I canot dooall of the work Nate told Will look again tomorow & see what I can find. I will not say that I am geting fat but I am feeling fairely good but I am not satis fied Now May you hug Louise forme & be a good girl that is the kind that dady likes

Robert do you have much time after you get the hoeing done wellwe will all take a day of when I get home & have a ridee in the car to If itseams hot for that [?] let mr Brenon have it ask what they think of it

Ihave sed all for this time

Love to all hug Louise forrme


This letter was hard for me to transcribe. It was much lighter than the other letter, making it hard to read. There are some words that I could not figure out some of the words, even by increasing the contrast on the letter. The grammar and spelling mistakes make this a hard letter to read and understand.
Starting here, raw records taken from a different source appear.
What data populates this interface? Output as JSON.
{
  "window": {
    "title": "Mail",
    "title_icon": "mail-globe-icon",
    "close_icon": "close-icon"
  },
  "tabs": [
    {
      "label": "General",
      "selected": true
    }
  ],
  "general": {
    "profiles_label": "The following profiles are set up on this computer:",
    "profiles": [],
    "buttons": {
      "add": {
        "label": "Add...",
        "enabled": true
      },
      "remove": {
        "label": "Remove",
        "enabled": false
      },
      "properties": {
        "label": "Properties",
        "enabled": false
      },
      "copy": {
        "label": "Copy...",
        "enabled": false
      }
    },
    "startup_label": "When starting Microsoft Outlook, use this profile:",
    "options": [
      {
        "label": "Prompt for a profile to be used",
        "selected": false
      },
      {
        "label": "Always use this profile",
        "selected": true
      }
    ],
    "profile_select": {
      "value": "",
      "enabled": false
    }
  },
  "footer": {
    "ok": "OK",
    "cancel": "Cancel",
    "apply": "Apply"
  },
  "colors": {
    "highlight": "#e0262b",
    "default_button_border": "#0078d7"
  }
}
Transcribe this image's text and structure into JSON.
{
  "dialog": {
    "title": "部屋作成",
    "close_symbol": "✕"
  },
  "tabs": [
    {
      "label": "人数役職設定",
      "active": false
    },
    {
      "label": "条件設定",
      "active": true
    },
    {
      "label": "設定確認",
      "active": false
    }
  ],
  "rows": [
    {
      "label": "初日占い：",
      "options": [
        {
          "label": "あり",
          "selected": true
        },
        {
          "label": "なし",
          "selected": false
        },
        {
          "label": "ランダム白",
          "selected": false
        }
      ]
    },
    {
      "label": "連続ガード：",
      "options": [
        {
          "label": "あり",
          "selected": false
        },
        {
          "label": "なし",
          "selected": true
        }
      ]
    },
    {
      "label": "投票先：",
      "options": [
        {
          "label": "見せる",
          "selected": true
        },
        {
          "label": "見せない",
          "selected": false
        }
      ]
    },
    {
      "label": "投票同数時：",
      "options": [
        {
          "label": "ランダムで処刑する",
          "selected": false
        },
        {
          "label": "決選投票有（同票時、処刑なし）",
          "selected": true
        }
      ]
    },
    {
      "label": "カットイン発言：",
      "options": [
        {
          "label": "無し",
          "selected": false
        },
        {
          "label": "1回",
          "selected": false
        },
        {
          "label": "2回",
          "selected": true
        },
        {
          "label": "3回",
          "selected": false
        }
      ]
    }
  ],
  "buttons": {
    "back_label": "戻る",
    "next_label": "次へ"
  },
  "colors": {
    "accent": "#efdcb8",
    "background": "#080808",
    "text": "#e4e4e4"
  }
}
I like the part of this letter that is clearly a mother making sure her children take care of their home. She gives instructions on how to spray the potatoes and to make sure that the chickens don’t go on the new lawn. She tells them that if it hasn’t rained, to water the grass.

I also find it interesting that Lucy asks to “hug Louise for me”. In 1923, Louise would have been just a year old. I feel like it would have been hard for a mother to leave her infant for a length of time. That’s what makes me think that Lucy went to see her mother because her mother was ill. Adella does make a comeback from whatever illness that she has because she lived at least until 1957 and the age of 94.

My great-grandmother Mae or in this letter “May” would have been nine years old and her brother Robert, thirteen. Lucy never mentions their father until the very end of this letter “be a good girl that is the kind dady likes”. I imagine a thirteen-year-old and a nine-year-old and a baby running a small farm but that is not likely. Lyman M., Mort as he is called in other letters, Lucy’s husband, probably was home tending to their farm.

I would like to know how long Lucy was away from her home, some of the things she talks about makes it seem like she was away for awhile, like how she baked a cake. I also don’t know how long letters took but I’m assuming they weren’t too fast.

Overall I think that this letter is an amazing thing to find. I love the fact that my great-great-grandmother sat down at a typewriter and I can hold in my hand the letter that she wrote. I think that feeling connected to my ancestors is one of the main reasons that I love doing this research. Even though Lucy never knew me, I can still feel like her granddaughter, even if it is her great-great-granddaughter.